→ **Problem requirements**:
In the material below, print every line exactly and omit the pictures.

→ **Records supplied**:
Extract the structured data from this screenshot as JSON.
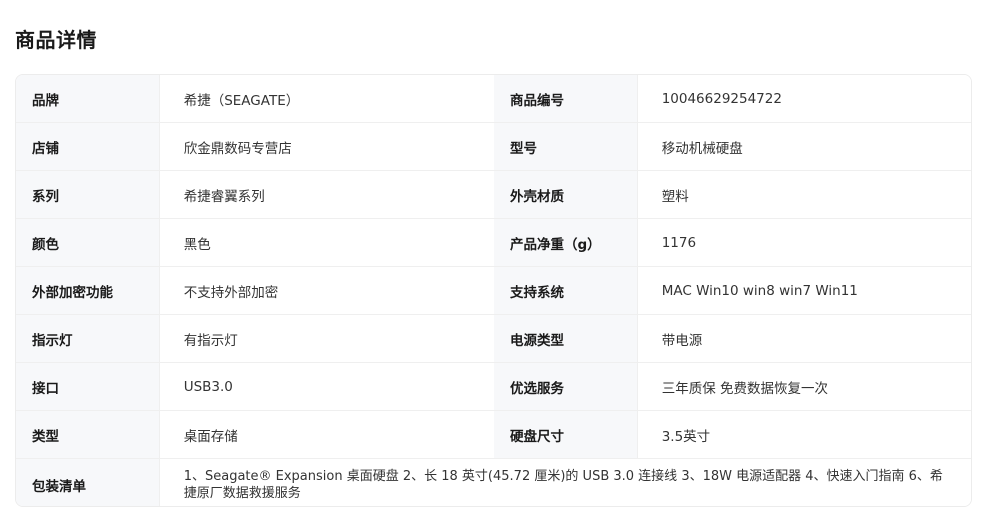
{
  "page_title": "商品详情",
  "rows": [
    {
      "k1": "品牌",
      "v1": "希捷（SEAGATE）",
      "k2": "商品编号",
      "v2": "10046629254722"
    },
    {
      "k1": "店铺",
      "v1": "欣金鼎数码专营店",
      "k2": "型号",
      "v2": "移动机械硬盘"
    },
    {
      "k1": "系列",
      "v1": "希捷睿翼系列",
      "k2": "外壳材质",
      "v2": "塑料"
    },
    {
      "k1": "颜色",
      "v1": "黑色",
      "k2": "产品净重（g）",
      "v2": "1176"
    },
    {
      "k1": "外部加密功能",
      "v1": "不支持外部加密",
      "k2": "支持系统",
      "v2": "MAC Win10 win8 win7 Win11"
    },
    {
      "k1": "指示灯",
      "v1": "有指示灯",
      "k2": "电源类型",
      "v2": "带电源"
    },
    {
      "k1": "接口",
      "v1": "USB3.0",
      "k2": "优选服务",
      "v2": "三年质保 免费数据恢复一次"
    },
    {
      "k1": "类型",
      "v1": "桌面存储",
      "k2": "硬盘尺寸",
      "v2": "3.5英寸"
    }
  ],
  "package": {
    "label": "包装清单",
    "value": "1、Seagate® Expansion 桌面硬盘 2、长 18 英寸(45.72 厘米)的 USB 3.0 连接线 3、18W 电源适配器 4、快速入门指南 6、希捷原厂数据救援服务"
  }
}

→ **Response box**:
Extract the structured data from this screenshot as JSON.
{
  "page_title": "商品详情",
  "rows": [
    {
      "k1": "品牌",
      "v1": "希捷（SEAGATE）",
      "k2": "商品编号",
      "v2": "10046629254722"
    },
    {
      "k1": "店铺",
      "v1": "欣金鼎数码专营店",
      "k2": "型号",
      "v2": "移动机械硬盘"
    },
    {
      "k1": "系列",
      "v1": "希捷睿翼系列",
      "k2": "外壳材质",
      "v2": "塑料"
    },
    {
      "k1": "颜色",
      "v1": "黑色",
      "k2": "产品净重（g）",
      "v2": "1176"
    },
    {
      "k1": "外部加密功能",
      "v1": "不支持外部加密",
      "k2": "支持系统",
      "v2": "MAC Win10 win8 win7 Win11"
    },
    {
      "k1": "指示灯",
      "v1": "有指示灯",
      "k2": "电源类型",
      "v2": "带电源"
    },
    {
      "k1": "接口",
      "v1": "USB3.0",
      "k2": "优选服务",
      "v2": "三年质保 免费数据恢复一次"
    },
    {
      "k1": "类型",
      "v1": "桌面存储",
      "k2": "硬盘尺寸",
      "v2": "3.5英寸"
    }
  ],
  "package": {
    "label": "包装清单",
    "value": "1、Seagate® Expansion 桌面硬盘 2、长 18 英寸(45.72 厘米)的 USB 3.0 连接线 3、18W 电源适配器 4、快速入门指南 6、希捷原厂数据救援服务"
  }
}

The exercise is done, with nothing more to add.